**Source records**:
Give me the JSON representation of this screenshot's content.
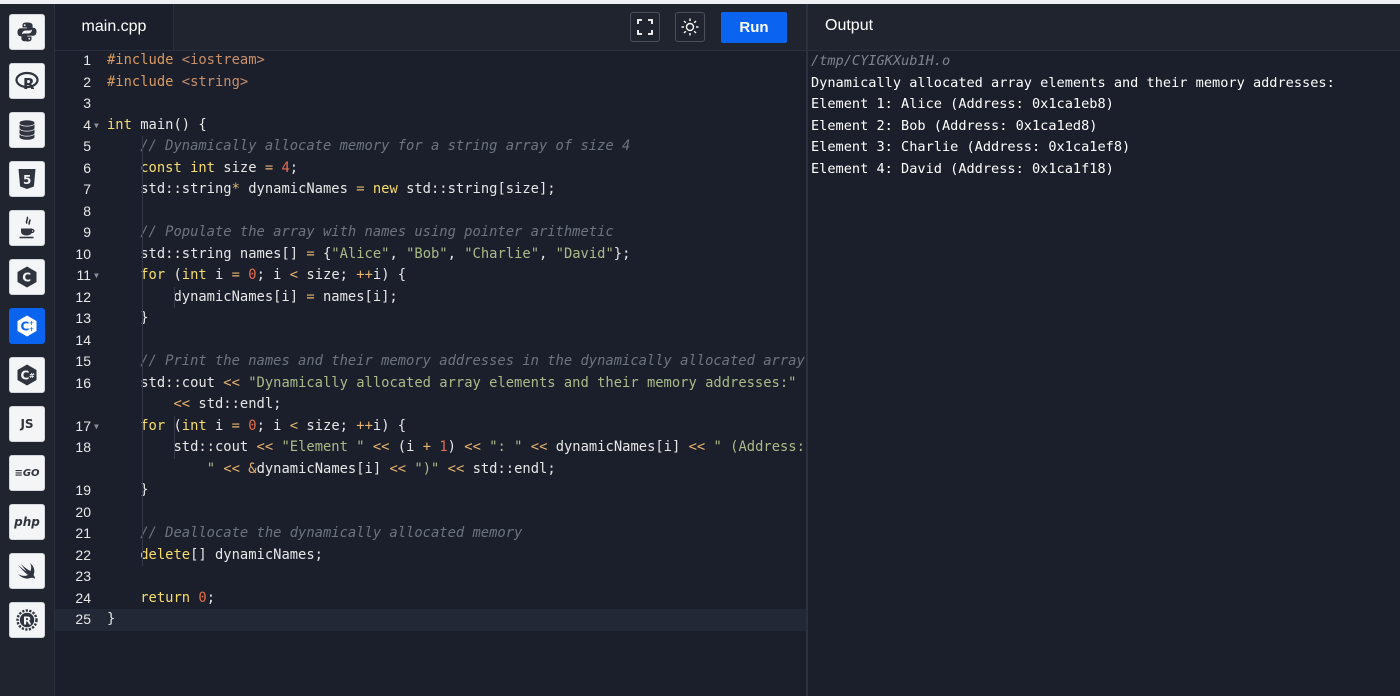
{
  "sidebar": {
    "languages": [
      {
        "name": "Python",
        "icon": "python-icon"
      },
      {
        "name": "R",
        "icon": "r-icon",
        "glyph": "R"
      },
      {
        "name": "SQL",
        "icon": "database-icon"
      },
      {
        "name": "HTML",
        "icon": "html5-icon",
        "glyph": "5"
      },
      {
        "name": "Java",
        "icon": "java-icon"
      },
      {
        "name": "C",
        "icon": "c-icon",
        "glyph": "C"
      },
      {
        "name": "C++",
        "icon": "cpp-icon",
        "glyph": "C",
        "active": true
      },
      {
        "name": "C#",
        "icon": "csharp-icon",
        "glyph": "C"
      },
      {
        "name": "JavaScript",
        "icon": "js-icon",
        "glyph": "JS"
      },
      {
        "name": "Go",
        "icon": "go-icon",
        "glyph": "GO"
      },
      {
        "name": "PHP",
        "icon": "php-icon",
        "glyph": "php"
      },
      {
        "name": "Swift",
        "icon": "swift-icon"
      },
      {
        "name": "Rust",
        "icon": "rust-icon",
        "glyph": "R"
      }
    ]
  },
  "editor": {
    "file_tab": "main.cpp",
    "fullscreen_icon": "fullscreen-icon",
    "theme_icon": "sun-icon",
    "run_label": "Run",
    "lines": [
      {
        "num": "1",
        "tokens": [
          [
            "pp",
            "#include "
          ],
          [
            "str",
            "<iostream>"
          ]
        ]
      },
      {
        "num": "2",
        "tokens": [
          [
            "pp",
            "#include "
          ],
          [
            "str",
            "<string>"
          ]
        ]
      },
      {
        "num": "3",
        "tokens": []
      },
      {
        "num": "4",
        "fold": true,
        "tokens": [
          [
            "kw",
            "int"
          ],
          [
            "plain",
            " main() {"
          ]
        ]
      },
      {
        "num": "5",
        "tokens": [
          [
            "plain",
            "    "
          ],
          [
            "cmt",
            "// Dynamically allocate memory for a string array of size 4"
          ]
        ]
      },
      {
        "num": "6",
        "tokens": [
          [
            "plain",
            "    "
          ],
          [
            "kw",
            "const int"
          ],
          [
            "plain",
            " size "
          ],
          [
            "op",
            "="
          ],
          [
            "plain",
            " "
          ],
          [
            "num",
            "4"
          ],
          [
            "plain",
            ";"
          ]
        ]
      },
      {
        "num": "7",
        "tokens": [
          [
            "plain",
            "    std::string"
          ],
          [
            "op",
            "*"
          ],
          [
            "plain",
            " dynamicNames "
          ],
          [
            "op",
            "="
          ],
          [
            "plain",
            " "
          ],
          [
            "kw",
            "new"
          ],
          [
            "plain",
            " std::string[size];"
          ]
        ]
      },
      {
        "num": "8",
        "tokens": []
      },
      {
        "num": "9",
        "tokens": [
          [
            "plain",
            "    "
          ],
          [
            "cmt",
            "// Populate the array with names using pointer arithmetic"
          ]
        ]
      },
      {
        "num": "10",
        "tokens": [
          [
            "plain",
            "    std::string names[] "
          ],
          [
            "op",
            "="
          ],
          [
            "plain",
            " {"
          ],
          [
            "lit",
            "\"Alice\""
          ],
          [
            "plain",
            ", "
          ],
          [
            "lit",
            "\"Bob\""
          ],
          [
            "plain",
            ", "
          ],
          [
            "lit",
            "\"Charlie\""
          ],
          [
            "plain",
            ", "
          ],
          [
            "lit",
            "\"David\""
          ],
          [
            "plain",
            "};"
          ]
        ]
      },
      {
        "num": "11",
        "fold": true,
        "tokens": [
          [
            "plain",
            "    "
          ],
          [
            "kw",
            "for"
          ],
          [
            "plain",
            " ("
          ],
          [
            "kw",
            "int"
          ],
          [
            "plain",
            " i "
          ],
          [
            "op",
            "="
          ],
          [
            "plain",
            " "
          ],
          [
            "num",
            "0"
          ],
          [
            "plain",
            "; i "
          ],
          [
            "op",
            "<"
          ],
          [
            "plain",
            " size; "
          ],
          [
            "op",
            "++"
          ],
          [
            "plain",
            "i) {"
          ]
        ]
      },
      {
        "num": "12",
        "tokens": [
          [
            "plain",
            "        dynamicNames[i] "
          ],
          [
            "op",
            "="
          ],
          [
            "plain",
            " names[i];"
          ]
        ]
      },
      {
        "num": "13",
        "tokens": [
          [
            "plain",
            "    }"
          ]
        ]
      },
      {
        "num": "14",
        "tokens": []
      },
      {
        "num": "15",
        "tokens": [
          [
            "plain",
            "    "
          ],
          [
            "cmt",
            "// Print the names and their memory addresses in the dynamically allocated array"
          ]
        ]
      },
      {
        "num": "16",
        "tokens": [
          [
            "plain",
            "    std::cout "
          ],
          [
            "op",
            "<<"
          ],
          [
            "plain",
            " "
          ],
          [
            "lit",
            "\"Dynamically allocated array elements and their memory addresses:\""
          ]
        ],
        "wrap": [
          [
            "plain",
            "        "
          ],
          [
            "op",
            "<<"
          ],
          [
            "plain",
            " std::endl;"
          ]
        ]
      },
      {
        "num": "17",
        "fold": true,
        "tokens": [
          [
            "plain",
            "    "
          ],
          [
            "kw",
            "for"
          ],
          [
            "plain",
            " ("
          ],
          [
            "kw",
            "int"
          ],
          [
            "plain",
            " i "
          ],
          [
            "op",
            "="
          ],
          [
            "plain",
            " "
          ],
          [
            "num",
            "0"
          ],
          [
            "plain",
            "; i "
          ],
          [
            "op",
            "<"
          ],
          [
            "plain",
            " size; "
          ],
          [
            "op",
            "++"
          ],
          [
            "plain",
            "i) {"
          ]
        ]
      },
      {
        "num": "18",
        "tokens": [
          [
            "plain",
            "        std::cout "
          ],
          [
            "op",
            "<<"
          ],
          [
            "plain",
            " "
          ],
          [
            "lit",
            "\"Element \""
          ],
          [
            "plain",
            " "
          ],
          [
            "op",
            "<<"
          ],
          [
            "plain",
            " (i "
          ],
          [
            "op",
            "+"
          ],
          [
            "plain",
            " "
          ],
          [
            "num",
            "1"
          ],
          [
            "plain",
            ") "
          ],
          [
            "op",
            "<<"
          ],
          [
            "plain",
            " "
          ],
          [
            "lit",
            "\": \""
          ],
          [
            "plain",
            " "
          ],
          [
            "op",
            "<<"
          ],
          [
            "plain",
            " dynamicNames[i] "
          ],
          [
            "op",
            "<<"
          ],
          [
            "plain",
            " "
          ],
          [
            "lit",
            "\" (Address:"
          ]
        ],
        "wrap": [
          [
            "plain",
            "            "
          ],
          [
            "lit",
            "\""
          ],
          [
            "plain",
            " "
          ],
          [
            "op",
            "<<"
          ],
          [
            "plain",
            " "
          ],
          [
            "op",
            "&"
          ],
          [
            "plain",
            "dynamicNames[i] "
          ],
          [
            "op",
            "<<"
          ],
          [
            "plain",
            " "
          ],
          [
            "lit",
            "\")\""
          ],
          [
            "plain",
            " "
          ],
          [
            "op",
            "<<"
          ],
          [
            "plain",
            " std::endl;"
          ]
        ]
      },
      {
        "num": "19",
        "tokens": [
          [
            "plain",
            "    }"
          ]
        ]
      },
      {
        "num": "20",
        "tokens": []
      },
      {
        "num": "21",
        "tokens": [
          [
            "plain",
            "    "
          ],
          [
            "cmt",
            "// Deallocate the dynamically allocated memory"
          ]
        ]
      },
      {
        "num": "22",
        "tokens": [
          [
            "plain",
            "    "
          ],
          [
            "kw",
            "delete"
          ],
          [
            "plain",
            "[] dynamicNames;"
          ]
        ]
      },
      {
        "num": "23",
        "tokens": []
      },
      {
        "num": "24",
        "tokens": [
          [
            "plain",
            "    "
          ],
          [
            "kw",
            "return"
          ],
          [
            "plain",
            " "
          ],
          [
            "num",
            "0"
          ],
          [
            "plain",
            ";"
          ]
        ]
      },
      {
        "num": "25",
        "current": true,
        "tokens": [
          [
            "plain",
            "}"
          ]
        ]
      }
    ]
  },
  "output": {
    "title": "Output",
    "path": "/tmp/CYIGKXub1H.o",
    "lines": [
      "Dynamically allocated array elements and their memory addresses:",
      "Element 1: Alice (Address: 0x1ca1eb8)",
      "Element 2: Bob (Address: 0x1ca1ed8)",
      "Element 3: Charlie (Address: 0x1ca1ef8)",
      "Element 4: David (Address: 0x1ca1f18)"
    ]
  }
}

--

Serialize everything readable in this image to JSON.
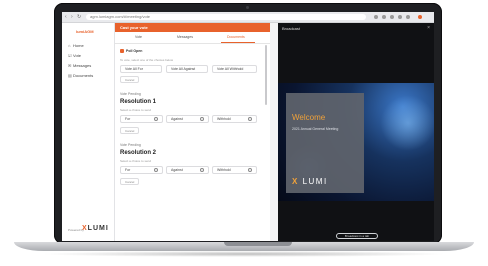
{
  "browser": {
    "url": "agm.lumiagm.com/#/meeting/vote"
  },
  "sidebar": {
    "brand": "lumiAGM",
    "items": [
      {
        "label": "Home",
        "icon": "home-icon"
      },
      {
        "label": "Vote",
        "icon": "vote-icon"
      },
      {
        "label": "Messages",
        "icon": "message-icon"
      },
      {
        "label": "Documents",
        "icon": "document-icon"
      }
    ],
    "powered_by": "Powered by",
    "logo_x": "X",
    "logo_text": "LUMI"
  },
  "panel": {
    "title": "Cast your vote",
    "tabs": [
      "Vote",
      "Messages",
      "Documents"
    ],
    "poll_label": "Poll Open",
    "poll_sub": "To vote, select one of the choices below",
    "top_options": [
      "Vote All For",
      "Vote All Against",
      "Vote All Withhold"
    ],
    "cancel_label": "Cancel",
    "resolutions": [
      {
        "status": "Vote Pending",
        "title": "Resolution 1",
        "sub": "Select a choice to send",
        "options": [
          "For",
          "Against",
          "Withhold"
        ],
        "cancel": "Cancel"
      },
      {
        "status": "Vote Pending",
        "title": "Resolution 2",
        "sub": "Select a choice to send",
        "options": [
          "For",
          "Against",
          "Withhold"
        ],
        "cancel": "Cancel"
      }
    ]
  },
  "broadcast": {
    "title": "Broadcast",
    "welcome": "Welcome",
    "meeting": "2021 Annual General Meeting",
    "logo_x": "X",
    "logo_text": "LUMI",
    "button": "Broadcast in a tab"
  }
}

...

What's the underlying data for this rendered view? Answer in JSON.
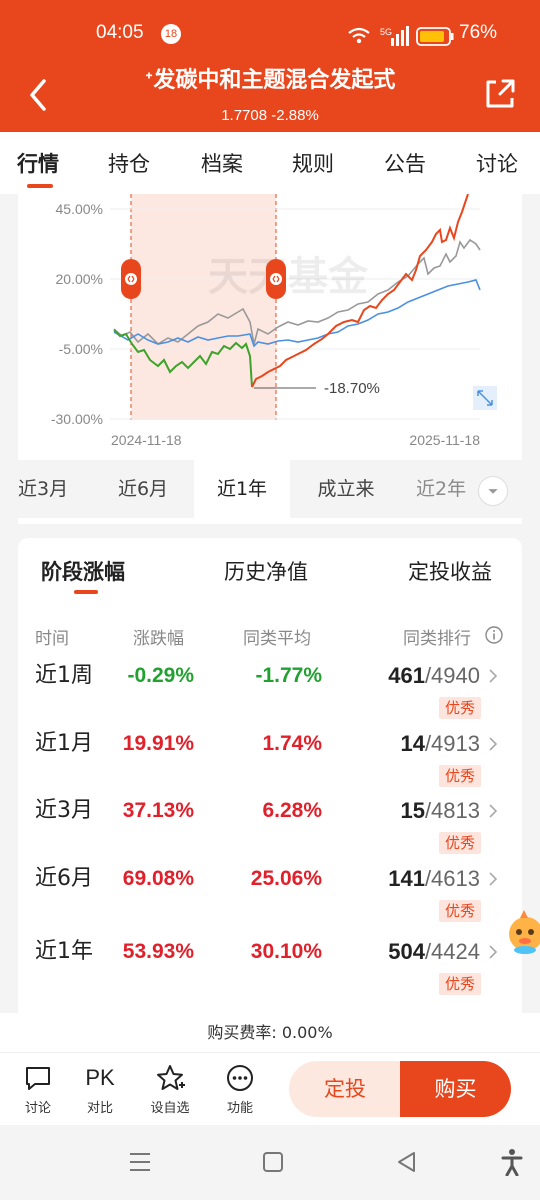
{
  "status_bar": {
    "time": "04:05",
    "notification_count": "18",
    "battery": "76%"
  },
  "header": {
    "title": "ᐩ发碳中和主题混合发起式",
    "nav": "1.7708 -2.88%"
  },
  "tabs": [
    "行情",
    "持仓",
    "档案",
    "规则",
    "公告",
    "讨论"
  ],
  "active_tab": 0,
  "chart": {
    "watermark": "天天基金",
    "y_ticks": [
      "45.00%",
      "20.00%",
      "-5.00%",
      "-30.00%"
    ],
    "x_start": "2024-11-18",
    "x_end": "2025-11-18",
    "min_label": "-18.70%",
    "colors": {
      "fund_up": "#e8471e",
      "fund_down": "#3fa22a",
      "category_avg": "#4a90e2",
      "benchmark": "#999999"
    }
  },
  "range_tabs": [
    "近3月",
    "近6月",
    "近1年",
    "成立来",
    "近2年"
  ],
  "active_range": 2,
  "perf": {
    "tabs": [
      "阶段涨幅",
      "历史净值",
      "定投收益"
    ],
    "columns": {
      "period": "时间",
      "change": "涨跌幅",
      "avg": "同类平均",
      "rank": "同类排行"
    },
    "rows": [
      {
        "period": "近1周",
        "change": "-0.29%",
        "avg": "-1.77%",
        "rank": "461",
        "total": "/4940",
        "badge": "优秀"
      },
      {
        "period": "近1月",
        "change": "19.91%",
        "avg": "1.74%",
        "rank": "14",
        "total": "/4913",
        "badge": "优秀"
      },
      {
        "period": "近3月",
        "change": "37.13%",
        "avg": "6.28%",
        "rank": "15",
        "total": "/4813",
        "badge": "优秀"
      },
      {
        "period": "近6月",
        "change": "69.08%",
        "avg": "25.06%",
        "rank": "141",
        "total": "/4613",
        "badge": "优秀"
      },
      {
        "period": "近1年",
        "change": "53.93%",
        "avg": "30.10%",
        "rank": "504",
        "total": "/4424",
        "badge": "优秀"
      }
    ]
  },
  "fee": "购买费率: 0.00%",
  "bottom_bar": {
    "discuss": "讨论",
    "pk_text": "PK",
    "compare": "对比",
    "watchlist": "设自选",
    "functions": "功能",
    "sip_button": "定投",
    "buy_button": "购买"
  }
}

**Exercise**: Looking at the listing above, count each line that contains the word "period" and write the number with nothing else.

**Answer area**: 6